  • A Singaporean man faces prison after forging his mom's signature to sell her Rolls-Royce.

  • Liu Kuei Liang was "desperate" for cash after racking up debts on nightclub dancers, court documents say.

  • He tricked a dealership into thinking his mom had authorized the sale, and got $614,000.

A 33-year-old man faces prison for forging his mother's signature in an attempt to sell her luxury cars and pay off debts he racked up on nightclub performers.

In August 2022, Singaporean Liu Kuei Liang forged his mom's signature on sales agreements, court documents seen by Business Insider show.

He fooled a car dealership into believing that she had authorized the sale of her Rolls-Royce Dawn 6.6 V12 and her Mini Cooper SE, per the records.

He pleaded guilty to forgery in a Singaporean court, and on March 22 was given a 12-week prison sentence.

His case is a window into parent-child relationships among the ultrawealthy — in this case one which had a six-figure fallout.

According to court records, Liu accumulated debts at "diao hua" clubs, where punters tip female dancers by buying them sashes and garlands of flowers.

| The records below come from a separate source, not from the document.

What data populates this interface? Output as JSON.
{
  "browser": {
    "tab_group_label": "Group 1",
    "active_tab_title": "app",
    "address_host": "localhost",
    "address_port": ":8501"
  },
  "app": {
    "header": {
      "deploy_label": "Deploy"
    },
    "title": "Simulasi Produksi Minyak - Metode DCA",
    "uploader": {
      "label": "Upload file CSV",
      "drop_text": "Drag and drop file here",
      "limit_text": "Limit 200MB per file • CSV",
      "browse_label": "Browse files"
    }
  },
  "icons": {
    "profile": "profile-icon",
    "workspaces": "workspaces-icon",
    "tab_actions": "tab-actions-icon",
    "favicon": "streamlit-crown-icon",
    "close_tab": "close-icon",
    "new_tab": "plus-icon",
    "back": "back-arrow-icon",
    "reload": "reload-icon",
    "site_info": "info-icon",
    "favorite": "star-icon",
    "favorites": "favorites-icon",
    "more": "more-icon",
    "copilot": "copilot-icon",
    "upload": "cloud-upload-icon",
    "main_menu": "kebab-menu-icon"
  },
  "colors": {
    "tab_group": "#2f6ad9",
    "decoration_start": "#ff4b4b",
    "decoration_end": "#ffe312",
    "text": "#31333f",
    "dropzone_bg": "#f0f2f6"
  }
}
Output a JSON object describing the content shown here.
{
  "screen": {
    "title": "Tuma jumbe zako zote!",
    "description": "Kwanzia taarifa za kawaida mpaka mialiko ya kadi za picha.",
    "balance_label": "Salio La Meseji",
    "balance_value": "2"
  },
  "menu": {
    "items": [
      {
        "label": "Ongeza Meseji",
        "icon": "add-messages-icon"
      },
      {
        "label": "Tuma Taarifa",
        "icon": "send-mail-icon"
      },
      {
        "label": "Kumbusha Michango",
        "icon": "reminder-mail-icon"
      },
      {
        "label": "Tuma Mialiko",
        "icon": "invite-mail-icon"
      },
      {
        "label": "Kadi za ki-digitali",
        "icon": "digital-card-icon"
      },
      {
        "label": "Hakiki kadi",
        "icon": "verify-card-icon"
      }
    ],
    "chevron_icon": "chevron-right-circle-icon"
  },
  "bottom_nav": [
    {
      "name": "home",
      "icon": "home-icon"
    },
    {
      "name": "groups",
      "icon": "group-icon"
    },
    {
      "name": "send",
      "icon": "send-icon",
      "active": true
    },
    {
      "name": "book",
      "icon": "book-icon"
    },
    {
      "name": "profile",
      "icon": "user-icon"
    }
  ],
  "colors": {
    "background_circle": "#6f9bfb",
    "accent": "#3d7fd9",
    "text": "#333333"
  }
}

According to the Singaporean lifestyle site Zula, garlands for the performers start at below 50 Singaporean dollars — about $37 — and sashes can run into the hundreds.

Liu was "desperate" to raise cash when he convinced Autoart Singapore dealership that his mom authorized the sale, District Judge Brenda Chua wrote in a summary of the case in March.

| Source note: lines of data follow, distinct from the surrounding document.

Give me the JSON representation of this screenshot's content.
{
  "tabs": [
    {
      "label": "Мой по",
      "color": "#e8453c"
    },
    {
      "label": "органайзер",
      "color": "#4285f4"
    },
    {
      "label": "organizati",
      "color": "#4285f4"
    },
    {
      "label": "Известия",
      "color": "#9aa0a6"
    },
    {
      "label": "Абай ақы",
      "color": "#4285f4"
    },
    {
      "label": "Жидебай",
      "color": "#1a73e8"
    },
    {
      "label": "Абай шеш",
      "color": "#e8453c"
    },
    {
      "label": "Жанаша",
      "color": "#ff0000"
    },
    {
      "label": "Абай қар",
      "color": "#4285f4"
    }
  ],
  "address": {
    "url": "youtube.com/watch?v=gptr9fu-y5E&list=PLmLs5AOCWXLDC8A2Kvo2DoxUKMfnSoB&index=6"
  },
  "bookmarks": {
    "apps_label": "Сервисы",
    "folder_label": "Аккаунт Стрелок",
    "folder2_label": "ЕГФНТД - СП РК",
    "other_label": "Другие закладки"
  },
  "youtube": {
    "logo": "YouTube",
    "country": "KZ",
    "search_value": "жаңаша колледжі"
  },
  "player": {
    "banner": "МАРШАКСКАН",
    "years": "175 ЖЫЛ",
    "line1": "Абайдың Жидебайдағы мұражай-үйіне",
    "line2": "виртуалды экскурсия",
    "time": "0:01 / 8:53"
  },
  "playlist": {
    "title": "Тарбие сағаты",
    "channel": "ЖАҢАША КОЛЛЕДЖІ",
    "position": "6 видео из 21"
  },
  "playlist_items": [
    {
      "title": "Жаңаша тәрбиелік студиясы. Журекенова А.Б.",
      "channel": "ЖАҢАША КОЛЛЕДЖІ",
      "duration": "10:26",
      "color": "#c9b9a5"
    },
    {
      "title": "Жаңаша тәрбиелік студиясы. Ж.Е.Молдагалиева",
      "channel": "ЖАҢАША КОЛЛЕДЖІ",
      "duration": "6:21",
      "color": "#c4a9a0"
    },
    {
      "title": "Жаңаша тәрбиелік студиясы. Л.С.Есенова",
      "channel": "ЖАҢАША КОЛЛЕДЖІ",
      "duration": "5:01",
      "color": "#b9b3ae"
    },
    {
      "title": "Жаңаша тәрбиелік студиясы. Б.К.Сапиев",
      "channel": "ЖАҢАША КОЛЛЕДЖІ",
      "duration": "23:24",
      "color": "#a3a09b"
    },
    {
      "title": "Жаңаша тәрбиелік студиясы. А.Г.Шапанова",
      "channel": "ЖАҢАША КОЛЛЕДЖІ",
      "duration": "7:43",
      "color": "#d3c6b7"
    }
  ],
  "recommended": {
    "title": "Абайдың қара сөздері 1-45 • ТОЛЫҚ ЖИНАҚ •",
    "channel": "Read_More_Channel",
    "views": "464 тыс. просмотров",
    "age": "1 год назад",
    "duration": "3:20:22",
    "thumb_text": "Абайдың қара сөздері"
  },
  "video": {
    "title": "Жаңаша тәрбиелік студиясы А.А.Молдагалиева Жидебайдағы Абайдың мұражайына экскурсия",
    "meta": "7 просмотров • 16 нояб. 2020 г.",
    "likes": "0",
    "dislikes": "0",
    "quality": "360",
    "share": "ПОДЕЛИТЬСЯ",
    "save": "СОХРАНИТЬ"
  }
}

Telling the dealer that his mom was abroad in Taiwan, Liu forged her signature on the sale documents, agreeing to a total of around $614,000 for both cars.

When the dealer asked to speak to his mom to confirm, he gave them the phone number of a friend in Taiwan, who posed as his mother and waved the sale through, the summary said.

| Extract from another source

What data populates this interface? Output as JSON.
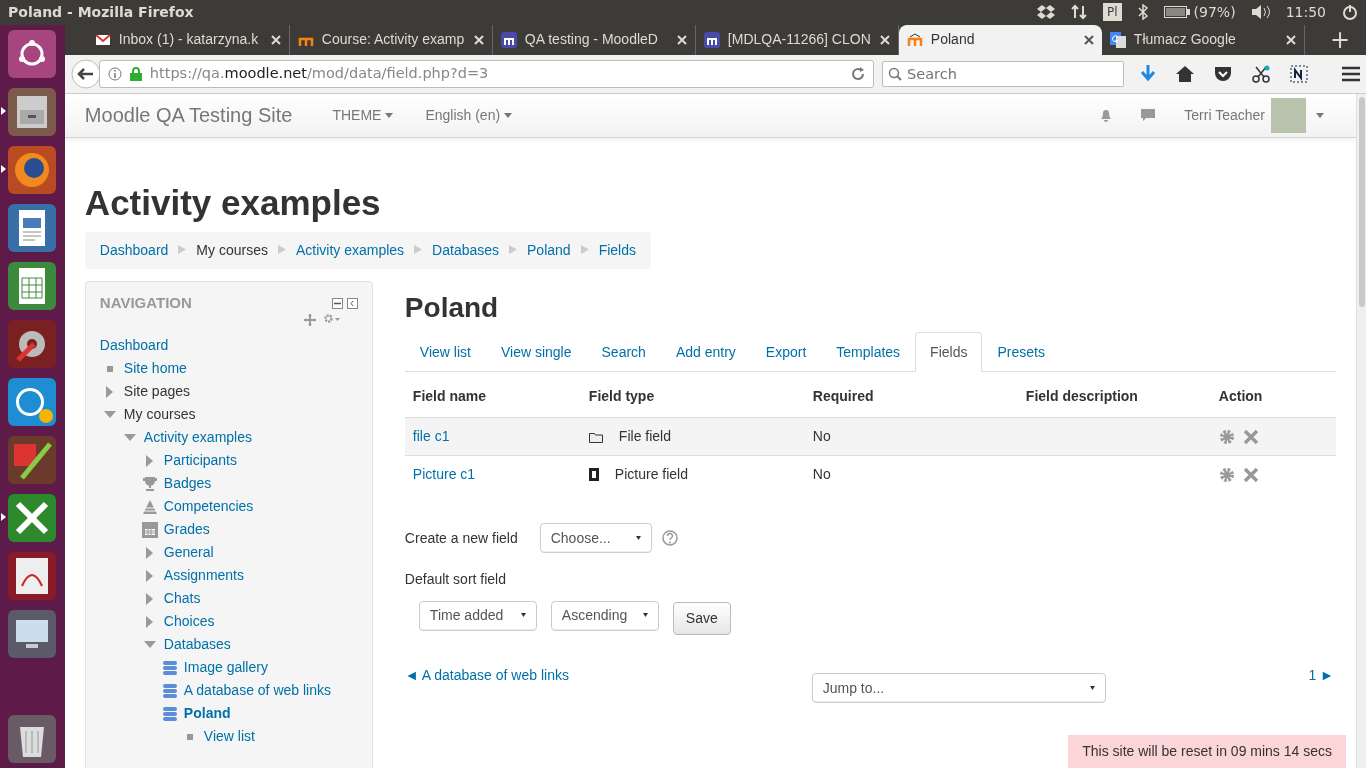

On that basis, the dealer paid out some $110,000, and Liu handed over the cars.

But on August 16 that year, Liu's mother alerted the police, and he was charged with forgery.

In court, Liu's defense attorneys said his mom had offered him the use of her cars "as and when required."

They also pointed to the fact that as the case moved forward, Liu's mom forgave her son, the case summary says.

In August 2023, Liu's mom signed a declaration saying she repaid the deposit to the dealership, got her cars back, and tried to withdraw her police report.

She only reported the crime "in a fit of pique," Liu's defense argued. His lawyers said she would suffer most if he were imprisoned.

Liu had had a "momentary lapse of judgement," they said, while he tried to gain "temporary financing" for his debts.

It didn't wash with the judge, who sentenced Liu to 12 weeks.

"There was not one, but two victims in this case – namely, the Car Dealer and the Mother," Chau wrote in her summary, adding:

"The Mother paid the Car Dealer $150,000 on the accused's behalf. Further, as the accused's mother, she was in the position of being taken advantage of by her son, by virtue of familial ties."

"The accused abused his Mother's trust," she concluded.

Read the original article on Business Insider